Peace is coming at the end of 2018

The only explanation for the Tax Authority's strange decisions on the Gaza Envelope communities' compensation is that they think peace will break out at the end of this fiscal year.

Einat Korman, | updated: 06:39

Einat Korman
Einat Korman
INN:EK

Israel's Tax Authority has announced that it will compensate business owners and employees residing within 25 miles of the Gaza Border

For the umpteenth time, residents of the Gaza envelope sat around the conference table in the Knesset's Finance Committee room and were witness to the manner in which motions are passed (or not) in Israel. The hearing addressed the question of how and in what amount the State of Israel will compensate business owners and employees residing in this area.
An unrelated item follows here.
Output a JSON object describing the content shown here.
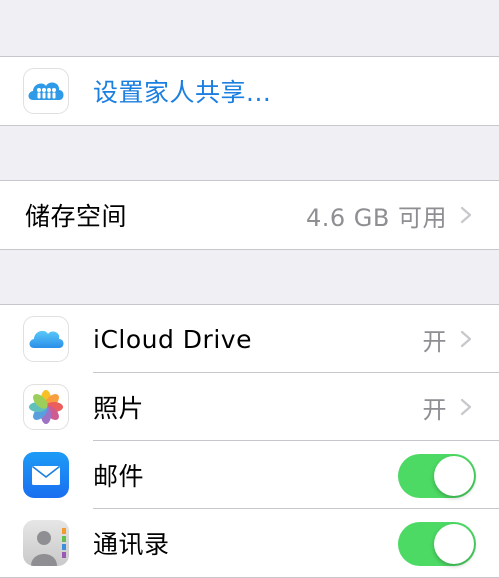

Since April 2018 the residents of the Gaza Envelope have been under constant attack from burning kites and incendiary balloons, and their already shaky daily routine became almost intolerable.
The question whether to compensate did not arise, it was abundantly clear that they required monetary compensation for loss of income, and that the State of Israel was responsible to ensure they received it. However, those familiar with this issue, including Committee Chairman MK Moshe Gafni, are aware that this was not the first hearing to address this matter, and will certainly not be the last. The hearing resulted in a lot of frustration, shouting and pleading, and maybe another drop in the bucket of what is known as state funds.

Since April 2018 the residents of the Gaza Envelope have been under constant attack from burning kites and incendiary balloons, and their already shaky daily routine became almost intolerable.  In recent weeks residents were forced to deal with this unwanted break in routine:

Those in close proximity to a protected area were required to remain there, children did not attend school, parents stayed home, large events were cancelled – all this accompanied by an anxiety-ridden mental state, uncontrollable crying, inability to perform simple tasks, sleepless nights, and more. But residents of the Gaza envelope overcame all these difficulties, and heroically carried on in the new-old routine to which they had become accustomed.  

The State of Israel must salute their steadfastness, the moral support these residents have given Israel's security forces, and the uncompromising message they convey in their resilience in the face of terror. Instead, we witnessed one long overdue step being taken in the Knesset to assist them:

The Israel Tax Authority announced that it will compensate employees and business owners residing within 25 miles (40 km) of the Gaza border.  

After months of waiting and hearings on how and in what amount to compensate, this can certainly be considered progress. However, the proposed plan is flawed and full of holes:

  • The communities entitled to compensation are only those included in a limited list of towns, and not every town under attack since April 2018 will be entitled to compensation.
  • Another problem concerns tourism, as compensation will only be awarded to those who had orders canceled, but there is no reference to the fact that there are no orders due to the security situation.
  • Furthermore, hotels located in towns outside the 40 km radius including in Ashkelon and Be'er Sheva who were financially affected by the situation will not be entitled to compensation according to the new regulations.  

And the most problematic issue is the time limitation: These regulations were issued by temporary order and will only be in effect until December 31, 2018. This must mean that according to the Tax Authority's view of the situation, at that date peace will come, and we will fly balloons and kites with no explosives attached to them together with the former terrorists on the other side of the border.

Inshallah.

This article originally appeared in Hebrew in the Makor Rishon newspaper. 


More Arutz Sheva videos:


top